Fin de Fête attracted the attention of Thomas Hardy in 1916. Because of this poem, Hardy told Charlotte Mew that she was extremely talented.
Fin de Fête has three stanzas with four lines each. It has an ABAB rhyme scheme, but the rhythm, throughout the poem, varies, as it alternates in each stanza. The closest metre to that of Fin de Fête is an iambic tetrameter. Charlotte Mew creates significant images, which are emphasized by the use of lexical repetitions. The word “and” is frequently repeated and there is a great use of punctuation marks.
In French, the word Fin means end, and, the word Fête refers to a party or to a celebration. Thus, Fin de Fête by Charlotte Mew depicts the end of a social occasion and refers to another person, another guest, a “you”. Fin de Fête is a love poem that depicts the depths and the sorrows of thwarted love.
Fin de Fête Analysis
Sweetheart, for such a day
One mustn’t grudge the score;
Here, then, it’s all to pay,
It’s Good-night at the door.
The first stanza refers to an event that ended. The lyrical voice starts the first line by referring to someone in particular (“Sweetheart”). Notice the emphasis on this word as the poet puts a comma directly after it. Then, the lyrical voice refers to this particular event: “for such a day”. According to what the lyrical voice is describing, this event has already ended and “One mustn’t grudge the score”. This means that there is a need to accept this closure and focus on the other side of the situation: “Here, then, it’s all to pay”. The punctuation in this line enables a different rhythm that emphasizes the message and prepares the reader for the last line. The lyrical voice finishes the stanza by stating that “It’s Good-night at the door”. This ending accentuates the fact that “such a day” ended and there is nothing to do about it (“it’s all to pay”). The tone in this stanza is quite uncertain, as it could be read in two different ways: a melancholic voice, which remembers the past in a mournful way, or a sarcastic voice that challenges the person that he/she is referring to with the word “Sweetheart”.
Good-night and good dreams to you,—
Do you remember the picture-book thieves
Who left two children sleeping in a wood the long night through,
And how the birds came down and covered them with leaves?
The second stanza describes a memory. The lyrical voice repeats the words “Good-night” and, in this second stanza, accentuates it by saying “good dreams to you”. This other person, that the lyrical voice refers to, is now more explicit, as it is mentioned as a “you”. Then, the lyrical voice will describe another past event by evoking the other person’s memory: “Do you remember […]?”. The lyrical voice appears to be describing a children’s tale because it refers to a “picture-book” where children were lost in the woods and “birds came down and covered them with leaves”. This pastoral image in the memory suggests a past moment where both the lyrical voice and this other person were happy, but, now, that moment has come to an end. The tone in this stanza changes, as the lyrical voice is more melancholic and hopeless.
So you and I should have slept,—But now,
Oh, what a lonely head!
With just the shadow of a waving bough
In the moonlight over your bed.
The last stanza describes the lyrical voice’s present.

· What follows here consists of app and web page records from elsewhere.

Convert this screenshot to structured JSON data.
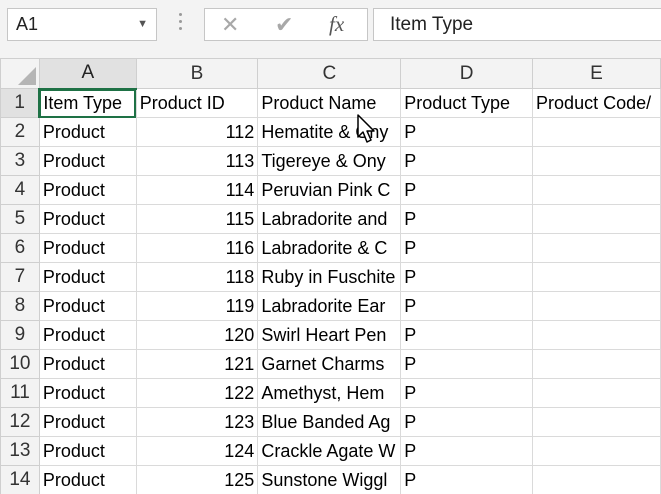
{
  "formula_bar": {
    "name_box": "A1",
    "cancel_icon": "✕",
    "enter_icon": "✔",
    "fx_label": "fx",
    "content": "Item Type"
  },
  "columns": [
    "A",
    "B",
    "C",
    "D",
    "E"
  ],
  "rows": [
    {
      "num": "1",
      "a": "Item Type",
      "b": "Product ID",
      "c": "Product Name",
      "d": "Product Type",
      "e": "Product Code/"
    },
    {
      "num": "2",
      "a": "Product",
      "b": "112",
      "c": "Hematite & Ony",
      "d": "P",
      "e": ""
    },
    {
      "num": "3",
      "a": "Product",
      "b": "113",
      "c": "Tigereye & Ony",
      "d": "P",
      "e": ""
    },
    {
      "num": "4",
      "a": "Product",
      "b": "114",
      "c": "Peruvian Pink C",
      "d": "P",
      "e": ""
    },
    {
      "num": "5",
      "a": "Product",
      "b": "115",
      "c": "Labradorite and",
      "d": "P",
      "e": ""
    },
    {
      "num": "6",
      "a": "Product",
      "b": "116",
      "c": "Labradorite & C",
      "d": "P",
      "e": ""
    },
    {
      "num": "7",
      "a": "Product",
      "b": "118",
      "c": "Ruby in Fuschite",
      "d": "P",
      "e": ""
    },
    {
      "num": "8",
      "a": "Product",
      "b": "119",
      "c": "Labradorite Ear",
      "d": "P",
      "e": ""
    },
    {
      "num": "9",
      "a": "Product",
      "b": "120",
      "c": "Swirl Heart Pen",
      "d": "P",
      "e": ""
    },
    {
      "num": "10",
      "a": "Product",
      "b": "121",
      "c": " Garnet Charms",
      "d": "P",
      "e": ""
    },
    {
      "num": "11",
      "a": "Product",
      "b": "122",
      "c": "Amethyst, Hem",
      "d": "P",
      "e": ""
    },
    {
      "num": "12",
      "a": "Product",
      "b": "123",
      "c": "Blue Banded Ag",
      "d": "P",
      "e": ""
    },
    {
      "num": "13",
      "a": "Product",
      "b": "124",
      "c": "Crackle Agate W",
      "d": "P",
      "e": ""
    },
    {
      "num": "14",
      "a": "Product",
      "b": "125",
      "c": "Sunstone Wiggl",
      "d": "P",
      "e": ""
    }
  ],
  "colors": {
    "accent": "#1e7145",
    "header_bg": "#f3f3f3",
    "gridline": "#dadada"
  }
}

The lyrical voice says that, in order to continue living those good times that he/she described in the previous stanza, they should have slept (“So you and I should have slept”). However, there is a dash that breaks with this continuity and establishes the current and real situation (“But now”). The lyrical voice depicts his/her sorrow by saying that now: “Oh, what a lonely head!”. This differs greatly from the image described in the previous stanza about the children and the birds. Furthermore, the lyrical voice furthers on his/her solitude as he/she ends the poem by saying: “With just the shadow of a waving bough/In the moonlight over your bed”. This, ultimately, shows that everything has ended and now the lyrical voice has nothing but him/herself and what he sees over his/her bed at night.

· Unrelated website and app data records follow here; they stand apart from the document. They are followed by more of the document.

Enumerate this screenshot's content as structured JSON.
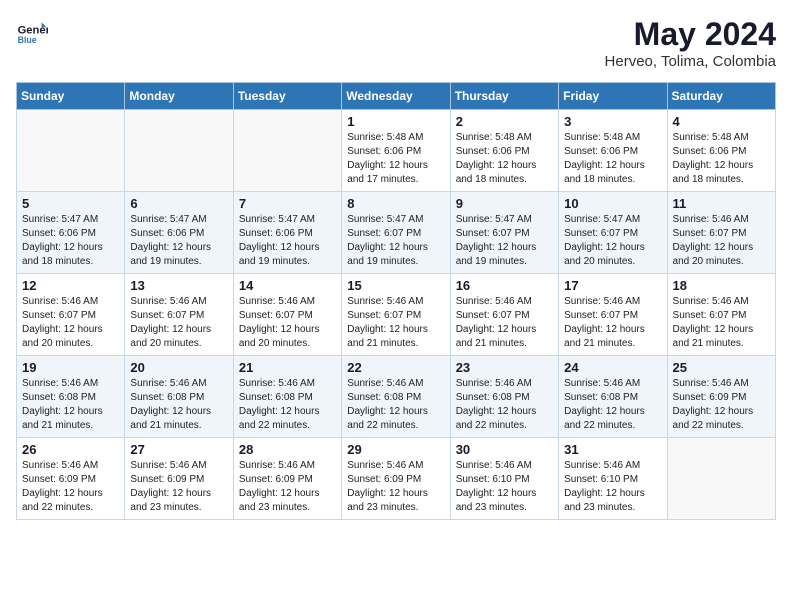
{
  "header": {
    "logo_line1": "General",
    "logo_line2": "Blue",
    "month_year": "May 2024",
    "location": "Herveo, Tolima, Colombia"
  },
  "days_of_week": [
    "Sunday",
    "Monday",
    "Tuesday",
    "Wednesday",
    "Thursday",
    "Friday",
    "Saturday"
  ],
  "weeks": [
    [
      {
        "day": "",
        "info": ""
      },
      {
        "day": "",
        "info": ""
      },
      {
        "day": "",
        "info": ""
      },
      {
        "day": "1",
        "info": "Sunrise: 5:48 AM\nSunset: 6:06 PM\nDaylight: 12 hours\nand 17 minutes."
      },
      {
        "day": "2",
        "info": "Sunrise: 5:48 AM\nSunset: 6:06 PM\nDaylight: 12 hours\nand 18 minutes."
      },
      {
        "day": "3",
        "info": "Sunrise: 5:48 AM\nSunset: 6:06 PM\nDaylight: 12 hours\nand 18 minutes."
      },
      {
        "day": "4",
        "info": "Sunrise: 5:48 AM\nSunset: 6:06 PM\nDaylight: 12 hours\nand 18 minutes."
      }
    ],
    [
      {
        "day": "5",
        "info": "Sunrise: 5:47 AM\nSunset: 6:06 PM\nDaylight: 12 hours\nand 18 minutes."
      },
      {
        "day": "6",
        "info": "Sunrise: 5:47 AM\nSunset: 6:06 PM\nDaylight: 12 hours\nand 19 minutes."
      },
      {
        "day": "7",
        "info": "Sunrise: 5:47 AM\nSunset: 6:06 PM\nDaylight: 12 hours\nand 19 minutes."
      },
      {
        "day": "8",
        "info": "Sunrise: 5:47 AM\nSunset: 6:07 PM\nDaylight: 12 hours\nand 19 minutes."
      },
      {
        "day": "9",
        "info": "Sunrise: 5:47 AM\nSunset: 6:07 PM\nDaylight: 12 hours\nand 19 minutes."
      },
      {
        "day": "10",
        "info": "Sunrise: 5:47 AM\nSunset: 6:07 PM\nDaylight: 12 hours\nand 20 minutes."
      },
      {
        "day": "11",
        "info": "Sunrise: 5:46 AM\nSunset: 6:07 PM\nDaylight: 12 hours\nand 20 minutes."
      }
    ],
    [
      {
        "day": "12",
        "info": "Sunrise: 5:46 AM\nSunset: 6:07 PM\nDaylight: 12 hours\nand 20 minutes."
      },
      {
        "day": "13",
        "info": "Sunrise: 5:46 AM\nSunset: 6:07 PM\nDaylight: 12 hours\nand 20 minutes."
      },
      {
        "day": "14",
        "info": "Sunrise: 5:46 AM\nSunset: 6:07 PM\nDaylight: 12 hours\nand 20 minutes."
      },
      {
        "day": "15",
        "info": "Sunrise: 5:46 AM\nSunset: 6:07 PM\nDaylight: 12 hours\nand 21 minutes."
      },
      {
        "day": "16",
        "info": "Sunrise: 5:46 AM\nSunset: 6:07 PM\nDaylight: 12 hours\nand 21 minutes."
      },
      {
        "day": "17",
        "info": "Sunrise: 5:46 AM\nSunset: 6:07 PM\nDaylight: 12 hours\nand 21 minutes."
      },
      {
        "day": "18",
        "info": "Sunrise: 5:46 AM\nSunset: 6:07 PM\nDaylight: 12 hours\nand 21 minutes."
      }
    ],
    [
      {
        "day": "19",
        "info": "Sunrise: 5:46 AM\nSunset: 6:08 PM\nDaylight: 12 hours\nand 21 minutes."
      },
      {
        "day": "20",
        "info": "Sunrise: 5:46 AM\nSunset: 6:08 PM\nDaylight: 12 hours\nand 21 minutes."
      },
      {
        "day": "21",
        "info": "Sunrise: 5:46 AM\nSunset: 6:08 PM\nDaylight: 12 hours\nand 22 minutes."
      },
      {
        "day": "22",
        "info": "Sunrise: 5:46 AM\nSunset: 6:08 PM\nDaylight: 12 hours\nand 22 minutes."
      },
      {
        "day": "23",
        "info": "Sunrise: 5:46 AM\nSunset: 6:08 PM\nDaylight: 12 hours\nand 22 minutes."
      },
      {
        "day": "24",
        "info": "Sunrise: 5:46 AM\nSunset: 6:08 PM\nDaylight: 12 hours\nand 22 minutes."
      },
      {
        "day": "25",
        "info": "Sunrise: 5:46 AM\nSunset: 6:09 PM\nDaylight: 12 hours\nand 22 minutes."
      }
    ],
    [
      {
        "day": "26",
        "info": "Sunrise: 5:46 AM\nSunset: 6:09 PM\nDaylight: 12 hours\nand 22 minutes."
      },
      {
        "day": "27",
        "info": "Sunrise: 5:46 AM\nSunset: 6:09 PM\nDaylight: 12 hours\nand 23 minutes."
      },
      {
        "day": "28",
        "info": "Sunrise: 5:46 AM\nSunset: 6:09 PM\nDaylight: 12 hours\nand 23 minutes."
      },
      {
        "day": "29",
        "info": "Sunrise: 5:46 AM\nSunset: 6:09 PM\nDaylight: 12 hours\nand 23 minutes."
      },
      {
        "day": "30",
        "info": "Sunrise: 5:46 AM\nSunset: 6:10 PM\nDaylight: 12 hours\nand 23 minutes."
      },
      {
        "day": "31",
        "info": "Sunrise: 5:46 AM\nSunset: 6:10 PM\nDaylight: 12 hours\nand 23 minutes."
      },
      {
        "day": "",
        "info": ""
      }
    ]
  ]
}
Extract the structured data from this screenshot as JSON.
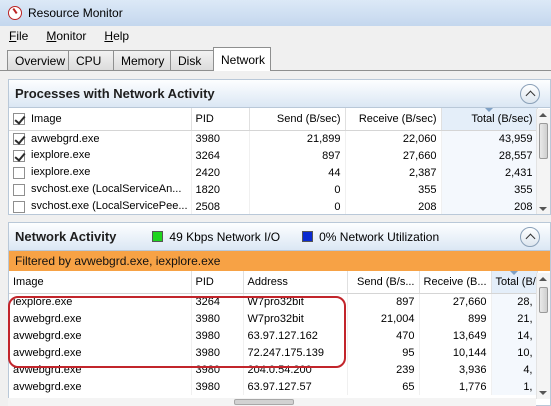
{
  "window": {
    "title": "Resource Monitor"
  },
  "menu": [
    {
      "u": "F",
      "rest": "ile"
    },
    {
      "u": "M",
      "rest": "onitor"
    },
    {
      "u": "H",
      "rest": "elp"
    }
  ],
  "tabs": [
    "Overview",
    "CPU",
    "Memory",
    "Disk",
    "Network"
  ],
  "active_tab": "Network",
  "processes_panel": {
    "title": "Processes with Network Activity",
    "columns": [
      "Image",
      "PID",
      "Send (B/sec)",
      "Receive (B/sec)",
      "Total (B/sec)"
    ],
    "rows": [
      {
        "checked": true,
        "image": "avwebgrd.exe",
        "pid": "3980",
        "send": "21,899",
        "receive": "22,060",
        "total": "43,959"
      },
      {
        "checked": true,
        "image": "iexplore.exe",
        "pid": "3264",
        "send": "897",
        "receive": "27,660",
        "total": "28,557"
      },
      {
        "checked": false,
        "image": "iexplore.exe",
        "pid": "2420",
        "send": "44",
        "receive": "2,387",
        "total": "2,431"
      },
      {
        "checked": false,
        "image": "svchost.exe (LocalServiceAn...",
        "pid": "1820",
        "send": "0",
        "receive": "355",
        "total": "355"
      },
      {
        "checked": false,
        "image": "svchost.exe (LocalServicePee...",
        "pid": "2508",
        "send": "0",
        "receive": "208",
        "total": "208"
      }
    ]
  },
  "network_panel": {
    "title": "Network Activity",
    "io_label": "49 Kbps Network I/O",
    "util_label": "0% Network Utilization",
    "io_color": "#1fd41f",
    "util_color": "#0a2ad0",
    "filter_text": "Filtered by avwebgrd.exe, iexplore.exe",
    "columns": [
      "Image",
      "PID",
      "Address",
      "Send (B/s...",
      "Receive (B...",
      "Total (B/..."
    ],
    "rows": [
      {
        "image": "iexplore.exe",
        "pid": "3264",
        "address": "W7pro32bit",
        "send": "897",
        "receive": "27,660",
        "total": "28,"
      },
      {
        "image": "avwebgrd.exe",
        "pid": "3980",
        "address": "W7pro32bit",
        "send": "21,004",
        "receive": "899",
        "total": "21,"
      },
      {
        "image": "avwebgrd.exe",
        "pid": "3980",
        "address": "63.97.127.162",
        "send": "470",
        "receive": "13,649",
        "total": "14,"
      },
      {
        "image": "avwebgrd.exe",
        "pid": "3980",
        "address": "72.247.175.139",
        "send": "95",
        "receive": "10,144",
        "total": "10,"
      },
      {
        "image": "avwebgrd.exe",
        "pid": "3980",
        "address": "204.0.54.200",
        "send": "239",
        "receive": "3,936",
        "total": "4,"
      },
      {
        "image": "avwebgrd.exe",
        "pid": "3980",
        "address": "63.97.127.57",
        "send": "65",
        "receive": "1,776",
        "total": "1,"
      }
    ]
  },
  "highlight_color": "#c2252b"
}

About Charlotte Mew
Charlotte Mew was born in 1869 and died in 1928. She was an English poet and her works extend over the Victorian and the Modernist era. Charlotte Mew was the eldest daughter of a family of seven children. She experienced a series of traumatic issues during her childhood that, later, became central themes in her poetry and prose. These include death, loneliness, disillusionment, and mental illness, among others. Charlotte Mew published her first poetry collection when she was in her twenties. She is remembered for her poems, but she also wrote several short stories that were published in Yellow Book, Temple Bar, Englishwoman, the Egoist, etc. In 1912, the Nation, published “The Farmer’s Bride”, a poem that made Charlotte mew gain some literary reputation at the time. She was praised by her contemporaries, such as Siegfried Sassoon, Sara Teasdale, Ezra Pound, Thomas Hardy, and Virginia Woolf. Charlotte Mew committed suicide in a nursing home where she was staying since her sister had died. She died in 1928.